— Elliot Dorff, American Jewish University
This is an insightful inquiry into the connections between the primary scriptures of the East, in the context of their cultures, and the primary scriptures of the West. The volume expertly affirms the interconnections between various textual traditions. It is a welcome addition to the ever-growing field of intertextual studies.
— Sharada and Rasiah Sugirtharajah, University of Birmingham
From the Foreword

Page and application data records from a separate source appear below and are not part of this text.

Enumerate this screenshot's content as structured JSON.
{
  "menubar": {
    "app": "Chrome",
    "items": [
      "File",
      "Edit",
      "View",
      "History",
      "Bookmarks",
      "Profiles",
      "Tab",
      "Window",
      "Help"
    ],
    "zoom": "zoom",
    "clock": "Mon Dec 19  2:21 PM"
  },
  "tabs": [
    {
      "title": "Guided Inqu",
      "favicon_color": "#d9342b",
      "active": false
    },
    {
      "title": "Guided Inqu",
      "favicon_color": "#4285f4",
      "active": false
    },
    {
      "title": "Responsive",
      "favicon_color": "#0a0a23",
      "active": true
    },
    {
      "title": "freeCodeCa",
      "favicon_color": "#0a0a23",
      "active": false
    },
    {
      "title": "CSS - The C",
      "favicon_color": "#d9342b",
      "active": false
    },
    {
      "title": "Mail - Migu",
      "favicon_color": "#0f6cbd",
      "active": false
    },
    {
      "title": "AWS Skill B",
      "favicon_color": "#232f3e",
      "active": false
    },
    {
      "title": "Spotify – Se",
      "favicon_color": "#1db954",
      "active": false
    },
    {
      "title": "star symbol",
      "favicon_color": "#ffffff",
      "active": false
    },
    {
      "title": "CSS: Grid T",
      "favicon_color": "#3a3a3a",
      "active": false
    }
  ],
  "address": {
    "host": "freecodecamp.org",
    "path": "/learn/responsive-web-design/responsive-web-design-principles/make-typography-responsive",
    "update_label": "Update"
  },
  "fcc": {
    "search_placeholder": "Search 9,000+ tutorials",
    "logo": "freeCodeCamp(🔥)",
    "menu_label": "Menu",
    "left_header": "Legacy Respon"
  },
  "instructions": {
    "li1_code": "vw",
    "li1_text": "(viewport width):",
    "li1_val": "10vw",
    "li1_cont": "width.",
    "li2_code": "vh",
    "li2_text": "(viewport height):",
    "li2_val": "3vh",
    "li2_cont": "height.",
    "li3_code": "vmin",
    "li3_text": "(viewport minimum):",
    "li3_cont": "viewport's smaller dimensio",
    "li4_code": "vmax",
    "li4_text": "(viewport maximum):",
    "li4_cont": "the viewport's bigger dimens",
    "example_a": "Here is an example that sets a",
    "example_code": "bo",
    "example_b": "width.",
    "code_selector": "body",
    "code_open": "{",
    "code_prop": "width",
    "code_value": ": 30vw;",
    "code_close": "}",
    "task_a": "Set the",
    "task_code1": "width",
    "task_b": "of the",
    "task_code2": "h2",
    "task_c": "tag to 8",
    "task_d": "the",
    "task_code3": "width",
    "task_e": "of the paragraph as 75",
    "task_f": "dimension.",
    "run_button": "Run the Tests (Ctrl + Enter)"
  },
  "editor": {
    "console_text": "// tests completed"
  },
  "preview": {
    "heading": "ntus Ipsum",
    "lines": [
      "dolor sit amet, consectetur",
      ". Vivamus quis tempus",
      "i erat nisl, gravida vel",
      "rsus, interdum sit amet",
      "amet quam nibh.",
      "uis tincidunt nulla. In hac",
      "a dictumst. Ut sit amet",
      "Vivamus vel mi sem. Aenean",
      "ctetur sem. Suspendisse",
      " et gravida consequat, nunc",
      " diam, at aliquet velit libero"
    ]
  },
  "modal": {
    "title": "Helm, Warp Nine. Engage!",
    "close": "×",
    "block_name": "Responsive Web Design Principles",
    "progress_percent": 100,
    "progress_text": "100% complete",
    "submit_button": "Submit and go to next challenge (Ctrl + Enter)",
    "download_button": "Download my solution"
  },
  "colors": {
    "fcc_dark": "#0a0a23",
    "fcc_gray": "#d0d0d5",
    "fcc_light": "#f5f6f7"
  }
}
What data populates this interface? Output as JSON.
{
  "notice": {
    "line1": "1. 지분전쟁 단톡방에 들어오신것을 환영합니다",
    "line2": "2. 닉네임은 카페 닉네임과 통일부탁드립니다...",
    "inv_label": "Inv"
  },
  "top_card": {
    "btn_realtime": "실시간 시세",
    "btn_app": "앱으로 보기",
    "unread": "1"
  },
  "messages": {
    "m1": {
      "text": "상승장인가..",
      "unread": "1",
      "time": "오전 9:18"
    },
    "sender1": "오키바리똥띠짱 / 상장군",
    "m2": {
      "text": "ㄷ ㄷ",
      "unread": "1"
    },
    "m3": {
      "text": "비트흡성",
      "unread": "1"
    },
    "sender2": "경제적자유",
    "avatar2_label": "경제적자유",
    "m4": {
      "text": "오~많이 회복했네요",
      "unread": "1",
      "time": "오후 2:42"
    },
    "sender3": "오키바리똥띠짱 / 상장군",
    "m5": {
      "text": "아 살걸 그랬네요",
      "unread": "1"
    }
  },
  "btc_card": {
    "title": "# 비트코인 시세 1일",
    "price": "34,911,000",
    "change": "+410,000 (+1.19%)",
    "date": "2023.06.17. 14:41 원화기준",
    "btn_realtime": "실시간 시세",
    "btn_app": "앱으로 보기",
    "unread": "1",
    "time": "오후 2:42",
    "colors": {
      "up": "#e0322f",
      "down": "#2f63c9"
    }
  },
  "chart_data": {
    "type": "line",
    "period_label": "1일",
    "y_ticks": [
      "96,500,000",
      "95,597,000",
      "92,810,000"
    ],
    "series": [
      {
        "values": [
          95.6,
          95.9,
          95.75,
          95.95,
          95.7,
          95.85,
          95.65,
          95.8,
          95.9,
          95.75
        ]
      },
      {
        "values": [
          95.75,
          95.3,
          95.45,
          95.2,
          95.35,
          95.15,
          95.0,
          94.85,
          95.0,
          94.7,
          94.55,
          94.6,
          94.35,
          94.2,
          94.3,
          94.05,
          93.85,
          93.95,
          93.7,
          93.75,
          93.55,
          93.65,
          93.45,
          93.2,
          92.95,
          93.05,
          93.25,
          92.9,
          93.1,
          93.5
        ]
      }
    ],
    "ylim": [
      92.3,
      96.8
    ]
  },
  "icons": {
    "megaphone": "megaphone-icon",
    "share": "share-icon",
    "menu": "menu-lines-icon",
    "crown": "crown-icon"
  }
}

Four Testaments is an important work, suited to the times in which we live. Of course, the reading is not so simple or arbitrary as to end with just one volume. One needs to keep the Four Testaments on one’s desk or nightstand alongside the Three Testaments, moving back and forth between the two volumes and their several great texts.
— Francis X. Clooney, SJ, director of the Center for the Study of World Religions, Harvard University
Includes the full text of four foundational scriptures—the Tao Te Ching, Dhammapada, Analects of Confucius, and Bhagavad Gita
Introduces readers to the basics of Taoism, Confucianism, Buddhism, and Hinduism
Explores how the ancient Zoroastrian tradition may connect these religions, as well as the Abrahamic faiths
Commentary from renowned scholars introduce and contextualize each tradition
• Winner, 2017 Independent Publisher Book Awards Silver Medalist